Pricing: Starting at $14.99/license
Typora is a markdown editor best-suited for quick and straightforward software documentation. While you can’t embed media or add content from different platforms, you can format the text in many ways, like headers, tables, listicles, and diagrams. The tool is also perfect for developer documentation with features like inline styles and code fences.
G2 rating: 4.1/5 stars (3693 stars)
Pricing: Starting at $6.05/user/month
Confluence is one of the industry-leading tools for software documentation. Its native integration with Atlassian tools, like Jira and Bitbucket, make it a perfect choice for developers.
But it’s not limited to technical documentation only. You can easily combine it with Trello to create a user manual or knowledge base and collaborate with your entire team.
G2 rating: 4.3/5 stars (5771 stars)
Pricing: Starting at $19/user/month
Zendesk is primarily used for building a help center and managing customer support operations.
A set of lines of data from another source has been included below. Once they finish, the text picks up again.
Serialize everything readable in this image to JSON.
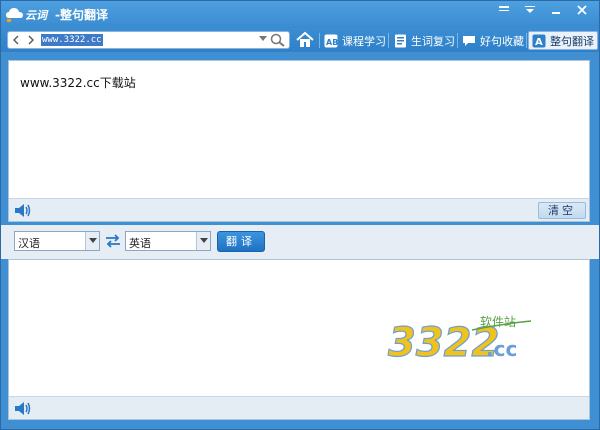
{
  "window": {
    "title": "-整句翻译"
  },
  "toolbar": {
    "url": "www.3322.cc",
    "buttons": [
      {
        "label": "课程学习",
        "icon": "ab-course-icon"
      },
      {
        "label": "生词复习",
        "icon": "notebook-icon"
      },
      {
        "label": "好句收藏",
        "icon": "chat-bubble-icon"
      },
      {
        "label": "整句翻译",
        "icon": "translate-a-icon",
        "active": true
      }
    ]
  },
  "input": {
    "text": "www.3322.cc下载站",
    "clear_label": "清空"
  },
  "language": {
    "source": "汉语",
    "target": "英语",
    "translate_label": "翻译"
  },
  "watermark": {
    "number": "3322",
    "suffix": ".cc",
    "tag": "软件站"
  },
  "colors": {
    "accent": "#3a8bd0",
    "active_tab": "#e9f1fa",
    "button": "#1d72c4"
  }
}
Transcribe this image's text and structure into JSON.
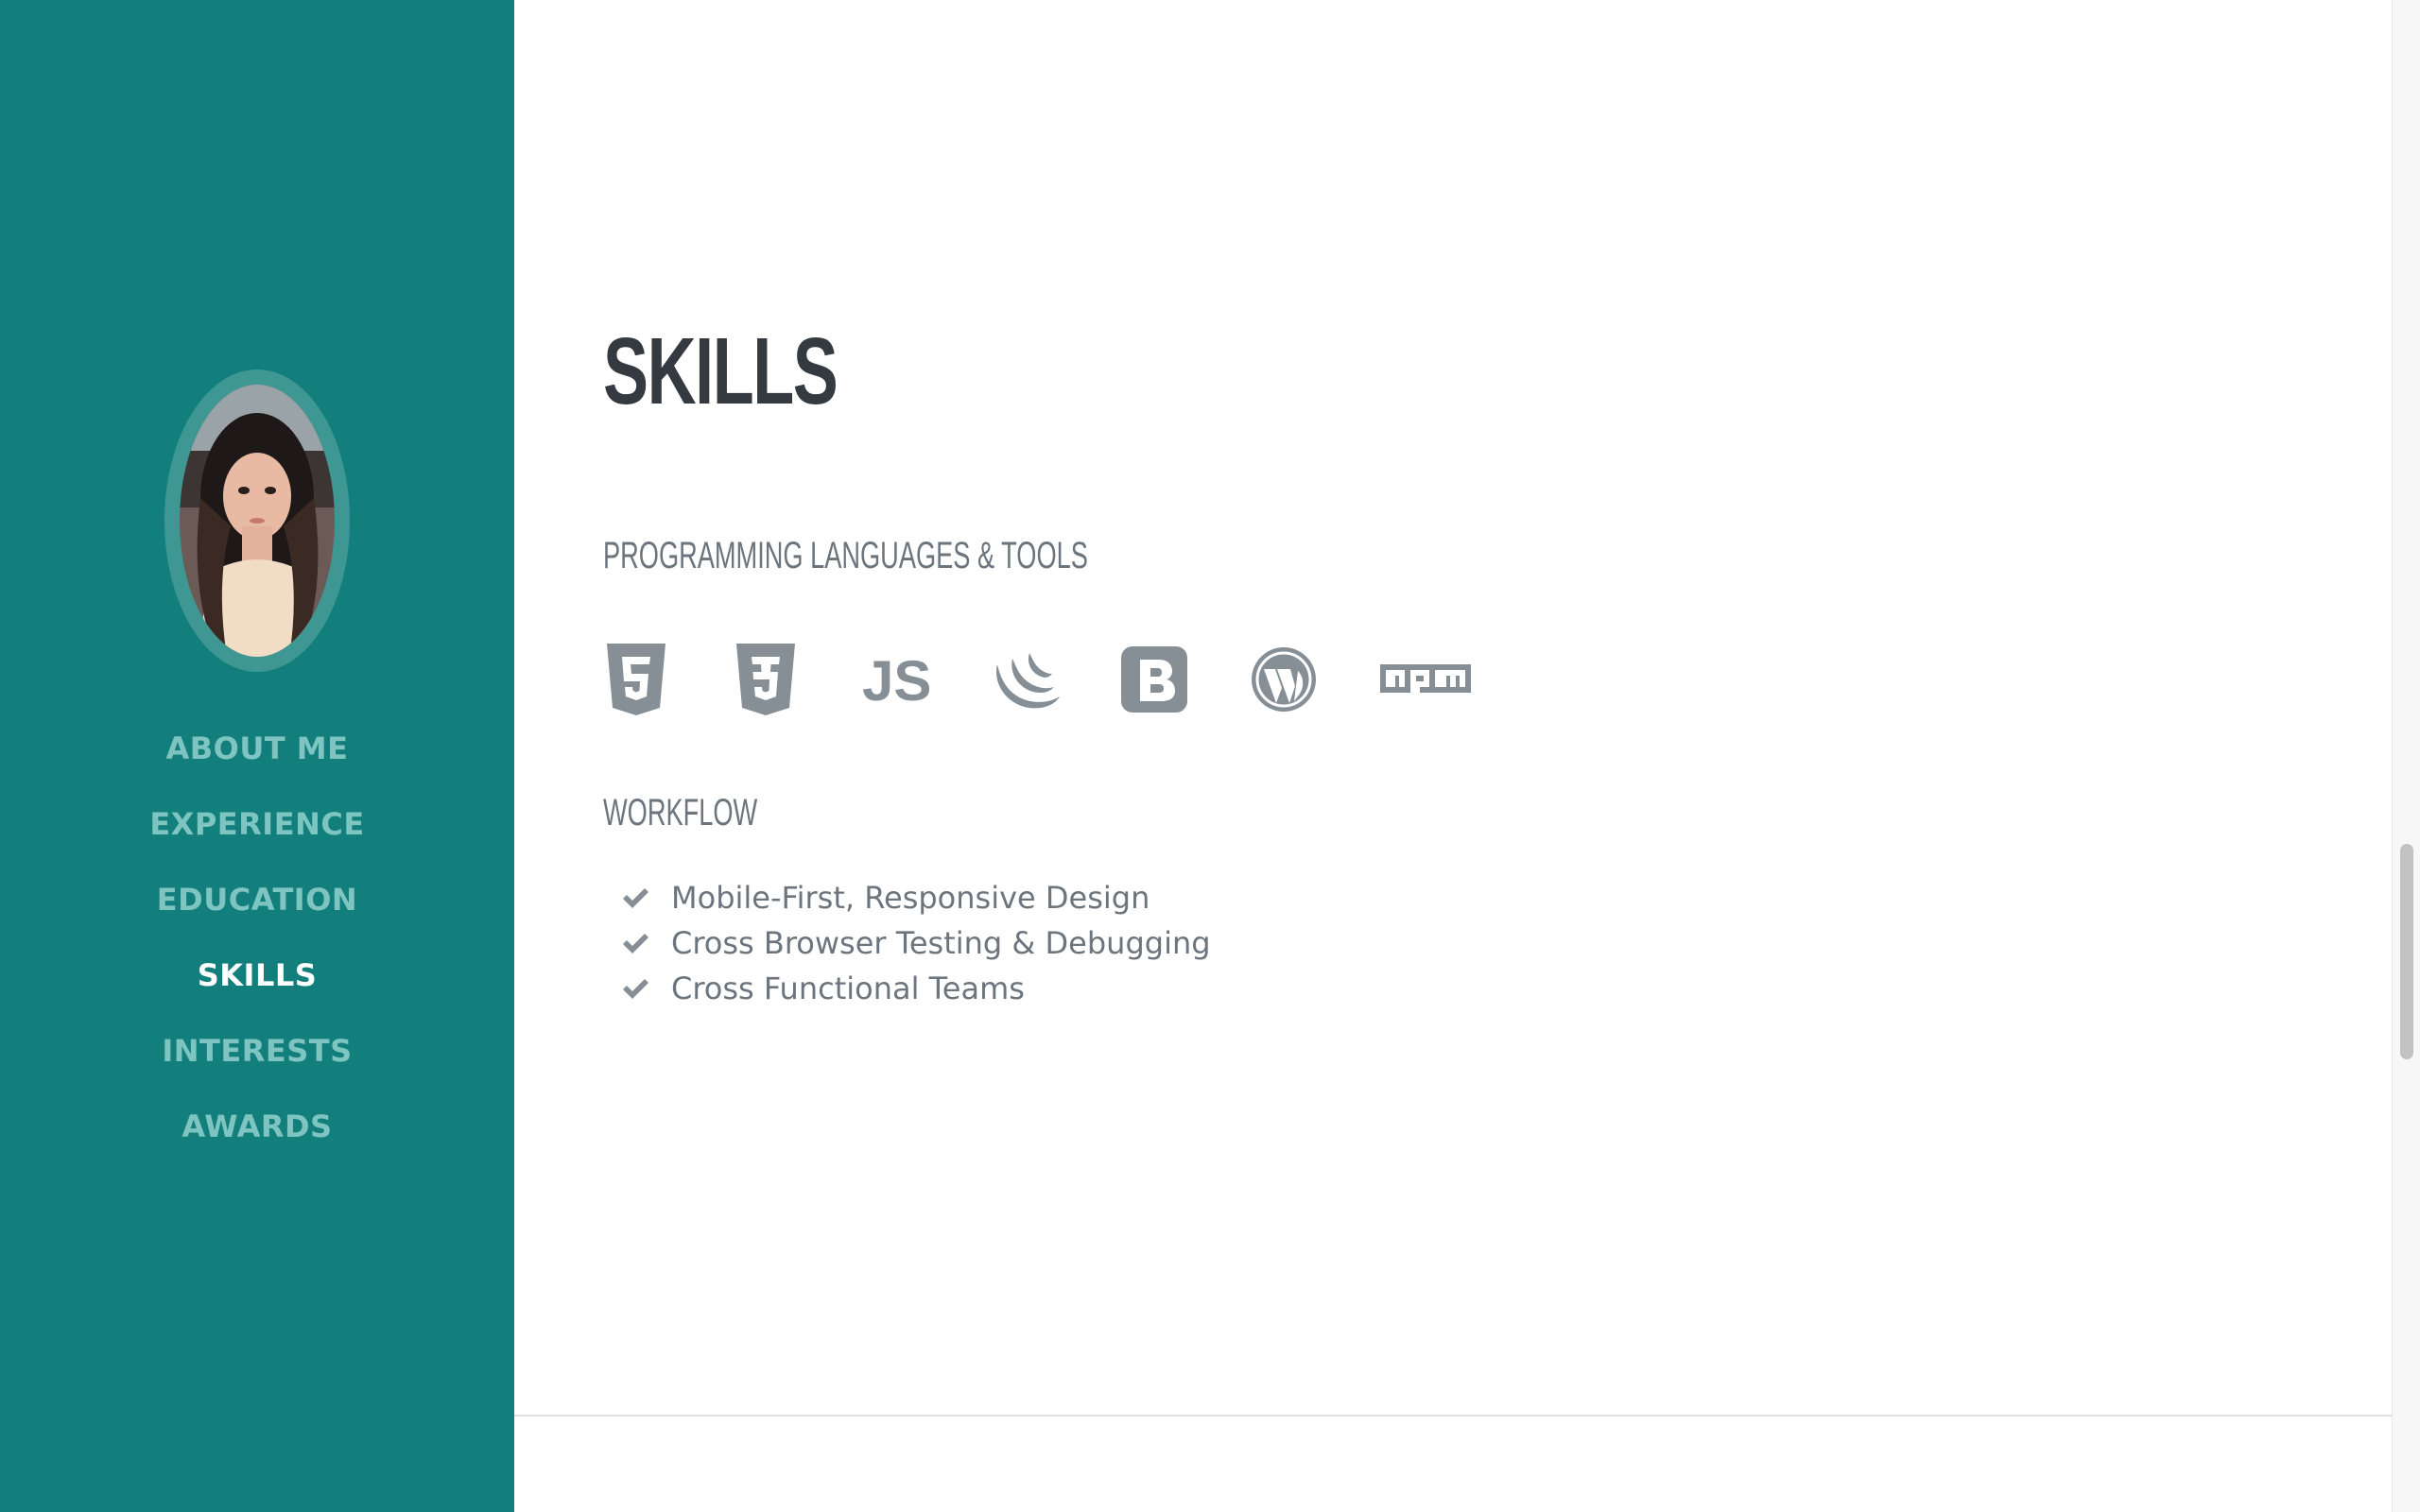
{
  "sidebar": {
    "avatar_alt": "profile photo",
    "nav": [
      {
        "label": "ABOUT ME",
        "active": false
      },
      {
        "label": "EXPERIENCE",
        "active": false
      },
      {
        "label": "EDUCATION",
        "active": false
      },
      {
        "label": "SKILLS",
        "active": true
      },
      {
        "label": "INTERESTS",
        "active": false
      },
      {
        "label": "AWARDS",
        "active": false
      }
    ],
    "color": "#127f7c"
  },
  "main": {
    "title": "SKILLS",
    "programming": {
      "heading": "PROGRAMMING LANGUAGES & TOOLS",
      "icons": [
        "html5-icon",
        "css3-icon",
        "js-icon",
        "jquery-icon",
        "bootstrap-icon",
        "wordpress-icon",
        "npm-icon"
      ]
    },
    "workflow": {
      "heading": "WORKFLOW",
      "items": [
        "Mobile-First, Responsive Design",
        "Cross Browser Testing & Debugging",
        "Cross Functional Teams"
      ]
    }
  }
}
It serves diverse goals, from ticket management to product education and more.
You can create text-based documentation directly on the platform and embed content from other tools to create user-friendly documents.
Here’s an example of how you can add Flos to your Zendesk articles:
If you’re in the market for a software documentation tool, the first thing you should do is set clear expectations of what you want to do and achieve with this tool. A lot will depend on these expectations because you can choose the best tool only when you know what you’re looking for.
If you want to speed up the documentation process and create engaging documents, tools like Floik are perfect for you. But if you want tools to create technical documentation, you might want to check out Confluence, GitHub, and the likes.